Nickelback spent much of 2006 touring. Meanwhile, Chad Kroeger was arrested in the British Columbia town of Surrey in June of 2006 and charged with drunken driving. His attorney entered a plea of not guilty on his behalf at a court hearing in August. In November of 2006, Nickelback won an American Music Award for best pop/rock album, surprising the band itself. "We just kinda showed up because we were supposed to give one of these away tonight," Chad Kroeger said after receiving the award, according to the Calgary Herald . Kroeger added that he had thought the Red Hot Chili Peppers would win the award.
As 2006 ended, All the Right Reasons had sold four million copies and spawned five singles. Yet Nickelback was not done promoting it. The band was set to headline an arena tour of North America in February and March of 2007.
Husher (EP), self-released, 1996.
Curb , self-released, 1996.
The State , self-released, 1999; released in the U.S. by Roadrunner, 2000.
Silver Side Up , Roadrunner, 2001.
The Long Road , Roadrunner, 2003.
All the Right Reasons , Roadrunner, 2005.
Billboard , February 26, 2000, p. 24.
Calgary Herald , November 22, 2006.
Canadian Musician , September-October 2003, p. 35.
Entertainment Weekly , October 26, 2001, p. 122; September 26, 2003, p. 93; October 28, 2005, p. 84.
Hollywood Reporter , October 15, 2001, p. 34.
People , October 13, 2003, p. 44.
Rock Airplay Monitor , July 26, 2002, p. 5.
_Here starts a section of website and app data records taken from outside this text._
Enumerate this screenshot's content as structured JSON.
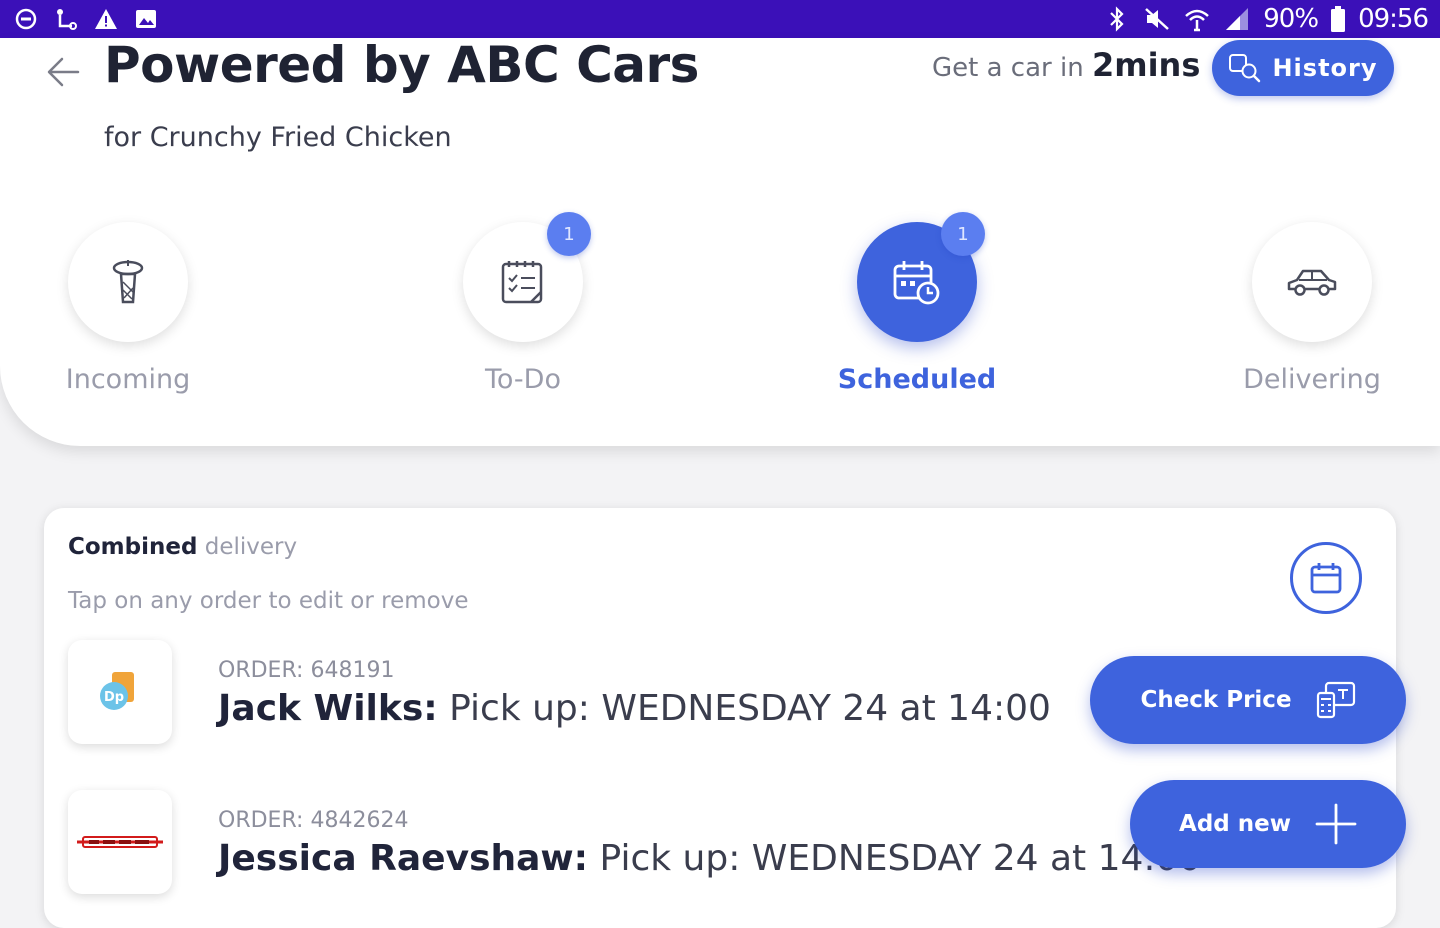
{
  "status_bar": {
    "left_icons": [
      "do-not-disturb-icon",
      "route-icon",
      "warning-icon",
      "image-icon"
    ],
    "right_icons": [
      "bluetooth-icon",
      "mute-icon",
      "wifi-icon",
      "signal-icon",
      "battery-icon"
    ],
    "battery": "90%",
    "time": "09:56"
  },
  "header": {
    "title": "Powered by ABC Cars",
    "subtitle": "for Crunchy Fried Chicken",
    "eta_prefix": "Get a car in",
    "eta_value": "2mins",
    "history_label": "History"
  },
  "tabs": [
    {
      "label": "Incoming",
      "icon": "incoming-icon",
      "badge": "",
      "active": false
    },
    {
      "label": "To-Do",
      "icon": "todo-list-icon",
      "badge": "1",
      "active": false
    },
    {
      "label": "Scheduled",
      "icon": "calendar-clock-icon",
      "badge": "1",
      "active": true
    },
    {
      "label": "Delivering",
      "icon": "car-icon",
      "badge": "",
      "active": false
    }
  ],
  "combined": {
    "title_bold": "Combined",
    "title_rest": "delivery",
    "hint": "Tap on any order to edit or remove",
    "orders": [
      {
        "order_no": "ORDER: 648191",
        "name": "Jack Wilks:",
        "pickup": "Pick up:  WEDNESDAY 24 at 14:00",
        "logo": "dp-logo"
      },
      {
        "order_no": "ORDER: 4842624",
        "name": "Jessica Raevshaw:",
        "pickup": "Pick up:  WEDNESDAY 24 at 14:00",
        "logo": "red-brand-logo"
      }
    ]
  },
  "actions": {
    "check_price": "Check Price",
    "add_new": "Add new"
  },
  "colors": {
    "status_bar": "#3b10b8",
    "accent": "#3e63dd",
    "badge": "#5b7ef0"
  }
}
Vancouver Sun , August 26, 2006.
"All the Right Reasons: Overview," All Music Guide , http://www.allmusic.com/cg/amg.dll?p=amg&sql=10:17f8zfs4eh2k (November 14, 2006).
"Biography" Nickelback.com: The Official Nickelback Web Site, http://www.nickelback.com (November 14, 2006).
"The Long Road: Overview," All Music Guide , http://www.allmusic.com/cg/amg.dll?p=amg&sql=10:ief1zff3eh3k (November 14, 2006).
"Nickelback: Biography," All Music Guide , http:// www.allmusic.com/cg/amg.dll?p=amg&sql=11:kmmyxdyb2olg∼T1 (November 14, 2006).